NEW YORK – Manhattan prosecutors postponed without any explanation a scheduled grand jury session Wednesday in the investigation into Donald Trump over hush money payments during his 2016 presidential campaign, at least temporarily slowing a decision on whether to charge the ex-president.
The postponement was confirmed by four people familiar with the matter who spoke on condition of anonymity to The Associated Press because they were not authorized to discuss an ongoing investigation by name.
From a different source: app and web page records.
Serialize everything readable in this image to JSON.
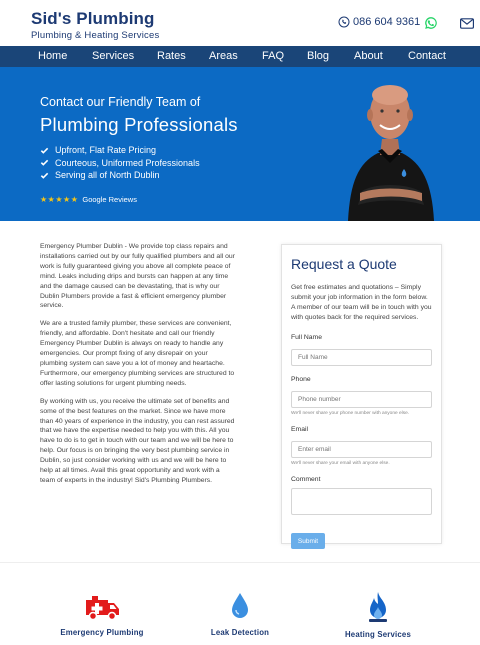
{
  "brand": {
    "title": "Sid's Plumbing",
    "subtitle": "Plumbing & Heating Services",
    "phone": "086 604 9361"
  },
  "nav": [
    "Home",
    "Services",
    "Rates",
    "Areas",
    "FAQ",
    "Blog",
    "About",
    "Contact"
  ],
  "hero": {
    "line1": "Contact our Friendly Team of",
    "line2": "Plumbing Professionals",
    "points": [
      "Upfront, Flat Rate Pricing",
      "Courteous, Uniformed Professionals",
      "Serving all of North Dublin"
    ],
    "stars": "★★★★★",
    "reviews_label": "Google Reviews"
  },
  "content": {
    "p1": "Emergency Plumber Dublin - We provide top class repairs and installations carried out by our fully qualified plumbers and all our work is fully guaranteed giving you above all complete peace of mind. Leaks including drips and bursts can happen at any time and the damage caused can be devastating, that is why our Dublin Plumbers provide a fast & efficient emergency plumber service.",
    "p2": "We are a trusted family plumber, these services are convenient, friendly, and affordable. Don't hesitate and call our friendly Emergency Plumber Dublin is always on ready to handle any emergencies. Our prompt fixing of any disrepair on your plumbing system can save you a lot of money and heartache. Furthermore, our emergency plumbing services are structured to offer lasting solutions for urgent plumbing needs.",
    "p3": "By working with us, you receive the ultimate set of benefits and some of the best features on the market. Since we have more than 40 years of experience in the industry, you can rest assured that we have the expertise needed to help you with this. All you have to do is to get in touch with our team and we will be here to help. Our focus is on bringing the very best plumbing service in Dublin, so just consider working with us and we will be here to help at all times. Avail this great opportunity and work with a team of experts in the industry! Sid's Plumbing Plumbers."
  },
  "form": {
    "title": "Request a Quote",
    "description": "Get free estimates and quotations – Simply submit your job information in the form below. A member of our team will be in touch with you with quotes back for the required services.",
    "name_label": "Full Name",
    "name_placeholder": "Full Name",
    "phone_label": "Phone",
    "phone_placeholder": "Phone number",
    "phone_help": "We'll never share your phone number with anyone else.",
    "email_label": "Email",
    "email_placeholder": "Enter email",
    "email_help": "We'll never share your email with anyone else.",
    "comment_label": "Comment",
    "submit_label": "Submit"
  },
  "services": [
    {
      "label": "Emergency Plumbing",
      "icon": "ambulance-icon"
    },
    {
      "label": "Leak Detection",
      "icon": "water-drop-icon"
    },
    {
      "label": "Heating Services",
      "icon": "flame-icon"
    }
  ],
  "colors": {
    "brand_navy": "#1d3a73",
    "nav_bg": "#1a4578",
    "hero_bg": "#0c6ac4",
    "whatsapp": "#25d366",
    "star": "#f5c518",
    "emergency_red": "#e21b1b",
    "water_blue": "#3b8fe0",
    "submit": "#6aaeea"
  }
}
It was not immediately clear why the proceedings were postponed, but the grand jurors were told to be on standby for Thursday, another day when the New York panel has been meeting in recent weeks.
When the grand jurors next meet, they may hear from yet another witness, according to a person familiar with proceedings that appear to be nearing a decisive vote on whether or not to indict Trump.
The panel has been probing Trump’s involvement in a $130,000 payment made in 2016 to porn actor Stormy Daniels to keep her from going public about a sexual encounter she said she had with Trump years earlier. Trump has denied the claim, insisted he did nothing wrong and assailed the investigation, led by Manhattan District Attorney Alvin Bragg, as politically motivated.
Wednesday's abrupt development, which a person familiar with the matter said was not connected to security concerns, came amid growing anticipation that Trump could soon be charged. Grand jury proceedings are shrouded in secrecy, making it hard to predict with certainty what action might be taken and when.
As the panel has been hearing from final witnesses, Trump has contended his arrest is imminent and law enforcement officials have accelerated security preparations in the event of unrest accompanying an unprecedented charge against a former U.S. president.
The district attorney's office declined to comment on the postponement, which was earlier reported by Business Insider.
Prosecutors had recently invited Trump himself to appear before the grand jury, and on Monday heard from a witness favorable to his case as a way to ensure that the panel would be presented with any information that could conceivably be considered exculpatory.
Trump over the weekend stated that he expected to be arrested Tuesday, though the day came and went without that happening.
Tucker reported from Washington. Associated Press writers Michael Balsamo and Colleen Long contributed to this report.